Make These Lights Bright

Last Friday marked the beginning of the month of Kislev. We are at the point where each day gets a little darker, where every day is shorter. The time change exaggerates this for me. There is so little chance to be out in the sunlight with how early the sun sets.

I want to challenge us to bring some light into this darkness. As we approach the festival of Hanukkah, I would like us to bring light into the lives of others. Each day of Hanukkah we light a new candle; I suggest that every day of Kislev we intentionally bring some light into someone else’s life. Then as the solstice approaches we will be surrounded by the lights of Hanukkah and also the lights we have kindled in other people’s lives.

The Rabbis teach that the human soul is a candle for God. That is, our ethical and spiritual growth make the universe brighter as we are brought closer to the Divine. Every time we offer compassion or caring to someone else we are kindling their light. And what is so wonderful about this metaphor of flame is that it makes our own light all the brighter.

It is bringing light into someone’s life when you tell them thank you. This month, imagine if you thank all the people who help you in different ways. You could thank our wonderful ED, Risa Beckwith at for all the work she does to keep KE functioning. Remember six months ago when our postal carriers and delivery people were heroes? Tell them they still are.

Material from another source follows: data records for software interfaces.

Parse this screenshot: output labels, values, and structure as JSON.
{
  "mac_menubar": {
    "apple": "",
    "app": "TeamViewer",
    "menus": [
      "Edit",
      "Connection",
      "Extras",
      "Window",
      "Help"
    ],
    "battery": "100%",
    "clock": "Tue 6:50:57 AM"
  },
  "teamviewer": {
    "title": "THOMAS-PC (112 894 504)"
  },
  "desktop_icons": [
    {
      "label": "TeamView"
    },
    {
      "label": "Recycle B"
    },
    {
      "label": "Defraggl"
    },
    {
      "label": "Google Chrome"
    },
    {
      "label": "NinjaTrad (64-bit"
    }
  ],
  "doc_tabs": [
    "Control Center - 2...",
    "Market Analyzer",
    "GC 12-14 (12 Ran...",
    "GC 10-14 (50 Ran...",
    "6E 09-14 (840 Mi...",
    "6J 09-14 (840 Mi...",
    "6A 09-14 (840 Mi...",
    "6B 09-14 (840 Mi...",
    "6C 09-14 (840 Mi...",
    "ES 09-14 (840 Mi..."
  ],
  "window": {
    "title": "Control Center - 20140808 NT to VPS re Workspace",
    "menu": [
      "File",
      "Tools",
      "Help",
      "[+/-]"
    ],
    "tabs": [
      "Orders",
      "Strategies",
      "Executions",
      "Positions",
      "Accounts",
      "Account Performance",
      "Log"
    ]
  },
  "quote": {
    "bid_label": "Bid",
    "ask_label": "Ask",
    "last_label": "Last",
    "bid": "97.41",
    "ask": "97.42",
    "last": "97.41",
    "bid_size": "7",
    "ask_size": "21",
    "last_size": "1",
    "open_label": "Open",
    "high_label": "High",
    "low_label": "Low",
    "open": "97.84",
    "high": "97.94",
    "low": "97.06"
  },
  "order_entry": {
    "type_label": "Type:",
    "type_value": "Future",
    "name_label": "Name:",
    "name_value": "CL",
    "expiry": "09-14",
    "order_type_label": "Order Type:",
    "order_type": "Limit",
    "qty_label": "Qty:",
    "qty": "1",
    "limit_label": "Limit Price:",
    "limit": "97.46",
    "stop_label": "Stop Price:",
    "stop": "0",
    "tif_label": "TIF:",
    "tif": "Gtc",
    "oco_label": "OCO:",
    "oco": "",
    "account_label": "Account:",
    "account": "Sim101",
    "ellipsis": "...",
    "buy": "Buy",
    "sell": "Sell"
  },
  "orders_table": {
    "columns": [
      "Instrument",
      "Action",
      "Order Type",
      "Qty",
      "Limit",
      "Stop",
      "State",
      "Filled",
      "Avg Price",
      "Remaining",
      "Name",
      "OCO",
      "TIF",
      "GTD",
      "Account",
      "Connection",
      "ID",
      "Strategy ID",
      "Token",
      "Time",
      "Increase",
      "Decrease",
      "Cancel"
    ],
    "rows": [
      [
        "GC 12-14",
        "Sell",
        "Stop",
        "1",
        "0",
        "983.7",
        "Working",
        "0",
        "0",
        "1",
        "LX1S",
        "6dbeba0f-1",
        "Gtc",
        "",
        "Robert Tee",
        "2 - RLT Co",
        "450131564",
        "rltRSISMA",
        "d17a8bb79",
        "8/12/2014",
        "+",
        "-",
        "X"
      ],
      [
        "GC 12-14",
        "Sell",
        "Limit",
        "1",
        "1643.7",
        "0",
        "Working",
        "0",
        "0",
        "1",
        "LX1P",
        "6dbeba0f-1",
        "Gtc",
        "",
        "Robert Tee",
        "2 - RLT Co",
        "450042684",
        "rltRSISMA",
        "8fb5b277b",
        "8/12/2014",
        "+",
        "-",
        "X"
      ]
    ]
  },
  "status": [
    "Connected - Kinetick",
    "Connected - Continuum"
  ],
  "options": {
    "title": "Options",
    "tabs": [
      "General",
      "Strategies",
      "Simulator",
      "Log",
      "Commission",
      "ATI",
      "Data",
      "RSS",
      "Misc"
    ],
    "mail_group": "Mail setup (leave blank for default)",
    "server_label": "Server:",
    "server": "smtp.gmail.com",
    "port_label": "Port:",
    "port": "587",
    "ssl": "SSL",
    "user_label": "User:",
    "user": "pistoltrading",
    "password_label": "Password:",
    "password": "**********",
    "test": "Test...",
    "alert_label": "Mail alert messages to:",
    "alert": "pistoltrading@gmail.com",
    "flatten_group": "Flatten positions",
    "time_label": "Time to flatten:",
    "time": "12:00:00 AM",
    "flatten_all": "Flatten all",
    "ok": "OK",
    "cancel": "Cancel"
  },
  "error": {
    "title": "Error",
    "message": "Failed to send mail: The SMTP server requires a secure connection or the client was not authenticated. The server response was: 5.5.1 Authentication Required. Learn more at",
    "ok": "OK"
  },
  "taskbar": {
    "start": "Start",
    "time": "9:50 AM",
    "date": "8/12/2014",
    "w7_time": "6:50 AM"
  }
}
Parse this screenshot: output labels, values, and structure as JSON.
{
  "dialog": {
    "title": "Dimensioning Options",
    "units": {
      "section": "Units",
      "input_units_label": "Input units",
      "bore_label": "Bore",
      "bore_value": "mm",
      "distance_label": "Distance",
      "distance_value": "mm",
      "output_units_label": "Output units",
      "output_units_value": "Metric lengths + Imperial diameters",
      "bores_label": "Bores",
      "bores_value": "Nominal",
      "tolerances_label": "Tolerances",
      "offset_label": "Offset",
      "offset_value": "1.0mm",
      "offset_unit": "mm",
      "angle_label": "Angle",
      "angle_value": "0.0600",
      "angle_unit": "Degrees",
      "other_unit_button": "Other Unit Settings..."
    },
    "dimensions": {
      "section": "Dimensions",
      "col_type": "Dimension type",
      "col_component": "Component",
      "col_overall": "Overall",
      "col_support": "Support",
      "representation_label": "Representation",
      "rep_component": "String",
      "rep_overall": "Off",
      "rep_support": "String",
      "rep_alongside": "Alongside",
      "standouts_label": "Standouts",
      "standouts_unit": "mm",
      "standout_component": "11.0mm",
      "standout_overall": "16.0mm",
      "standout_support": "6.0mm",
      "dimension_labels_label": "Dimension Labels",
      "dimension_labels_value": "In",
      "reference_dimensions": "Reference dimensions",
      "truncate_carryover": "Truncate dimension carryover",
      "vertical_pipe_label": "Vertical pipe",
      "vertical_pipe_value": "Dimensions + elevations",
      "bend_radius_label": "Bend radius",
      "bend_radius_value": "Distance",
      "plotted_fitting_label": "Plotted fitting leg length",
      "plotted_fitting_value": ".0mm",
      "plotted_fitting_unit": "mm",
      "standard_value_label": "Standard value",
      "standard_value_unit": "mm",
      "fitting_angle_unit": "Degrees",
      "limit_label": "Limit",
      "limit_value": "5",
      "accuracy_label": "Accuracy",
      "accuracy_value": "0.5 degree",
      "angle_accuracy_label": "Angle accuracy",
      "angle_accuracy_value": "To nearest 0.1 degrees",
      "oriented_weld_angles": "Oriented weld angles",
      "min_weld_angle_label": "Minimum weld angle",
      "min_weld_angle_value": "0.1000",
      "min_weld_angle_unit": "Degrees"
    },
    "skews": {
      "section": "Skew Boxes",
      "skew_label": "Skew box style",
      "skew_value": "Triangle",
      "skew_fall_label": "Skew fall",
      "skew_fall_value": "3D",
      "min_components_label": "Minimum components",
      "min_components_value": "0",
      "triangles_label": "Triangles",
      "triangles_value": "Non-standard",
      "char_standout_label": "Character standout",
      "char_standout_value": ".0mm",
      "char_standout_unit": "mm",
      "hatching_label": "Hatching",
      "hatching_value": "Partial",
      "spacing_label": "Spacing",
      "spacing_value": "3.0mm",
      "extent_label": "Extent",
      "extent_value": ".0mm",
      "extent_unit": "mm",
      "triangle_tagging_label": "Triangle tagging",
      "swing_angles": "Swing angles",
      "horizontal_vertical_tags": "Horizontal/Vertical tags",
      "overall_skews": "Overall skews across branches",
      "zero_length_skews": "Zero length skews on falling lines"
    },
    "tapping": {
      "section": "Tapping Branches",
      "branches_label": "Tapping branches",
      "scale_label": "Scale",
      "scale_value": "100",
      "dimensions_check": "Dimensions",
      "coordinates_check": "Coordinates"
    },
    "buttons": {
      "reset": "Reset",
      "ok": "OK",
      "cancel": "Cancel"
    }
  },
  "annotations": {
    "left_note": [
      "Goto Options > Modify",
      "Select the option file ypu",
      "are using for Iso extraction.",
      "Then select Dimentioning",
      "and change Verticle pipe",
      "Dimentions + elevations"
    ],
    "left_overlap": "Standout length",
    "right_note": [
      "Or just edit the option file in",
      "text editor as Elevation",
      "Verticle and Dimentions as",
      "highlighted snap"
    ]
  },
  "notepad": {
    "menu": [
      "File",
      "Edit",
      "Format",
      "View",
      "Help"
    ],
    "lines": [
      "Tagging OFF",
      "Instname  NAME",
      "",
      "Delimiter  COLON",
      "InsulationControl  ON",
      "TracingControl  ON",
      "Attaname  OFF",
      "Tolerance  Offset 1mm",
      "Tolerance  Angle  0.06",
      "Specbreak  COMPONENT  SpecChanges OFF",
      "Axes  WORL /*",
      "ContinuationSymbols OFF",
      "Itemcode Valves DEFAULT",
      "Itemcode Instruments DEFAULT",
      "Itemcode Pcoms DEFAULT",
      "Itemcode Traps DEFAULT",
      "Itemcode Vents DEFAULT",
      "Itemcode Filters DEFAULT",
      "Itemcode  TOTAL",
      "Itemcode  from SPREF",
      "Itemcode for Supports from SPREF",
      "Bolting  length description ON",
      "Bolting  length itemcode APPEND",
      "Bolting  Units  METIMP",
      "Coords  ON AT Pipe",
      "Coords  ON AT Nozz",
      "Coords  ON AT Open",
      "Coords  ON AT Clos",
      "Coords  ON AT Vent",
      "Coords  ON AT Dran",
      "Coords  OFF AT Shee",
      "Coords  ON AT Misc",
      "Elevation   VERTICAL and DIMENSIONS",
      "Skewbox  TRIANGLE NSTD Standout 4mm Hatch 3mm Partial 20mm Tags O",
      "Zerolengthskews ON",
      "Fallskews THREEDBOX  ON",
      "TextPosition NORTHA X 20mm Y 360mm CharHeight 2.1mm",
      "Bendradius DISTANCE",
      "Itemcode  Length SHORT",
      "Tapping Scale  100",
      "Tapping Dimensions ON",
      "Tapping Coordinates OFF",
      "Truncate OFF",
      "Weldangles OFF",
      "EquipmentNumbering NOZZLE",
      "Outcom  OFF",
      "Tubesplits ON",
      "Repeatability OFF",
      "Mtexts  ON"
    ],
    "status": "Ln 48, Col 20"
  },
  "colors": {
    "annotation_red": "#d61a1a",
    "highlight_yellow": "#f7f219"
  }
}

It is bringing light into someone’s life when you donate to help. A donation to Second Harvest or IsraAid or JNF shares our blessings with others and makes sure there is a helping hand for people at moments of incredible difficulty. Second Harvest makes sure people have food to eat; IsraAid is responding as Israelis to crises world wide; JNF is protecting the water and ecology of Israel.

It brings light into someone’s life when you show up as a friend. A willingness to listen and be present whether to joy or sorrow is among life’s greatest gifts. This month, think about renewing a friendship or reaching out to someone new with whom to connect. Friendship is undervalued in our lives. This can be a month to renew and sustain those connections.

We bring light into people’s lives all the time. I suggest this month a great intentionality as we prepare for Hanukkah. Choose a gesture that is meaningful to you so that each day you add a little light to the world. Then, as Hanukkah arrives, recall those gestures as you light the candles. I believe they will transform our holiday into something special and meaningful.

Shabbat Shalom
Rabbi David Booth

Wed, June 19 2024 13 Sivan 5784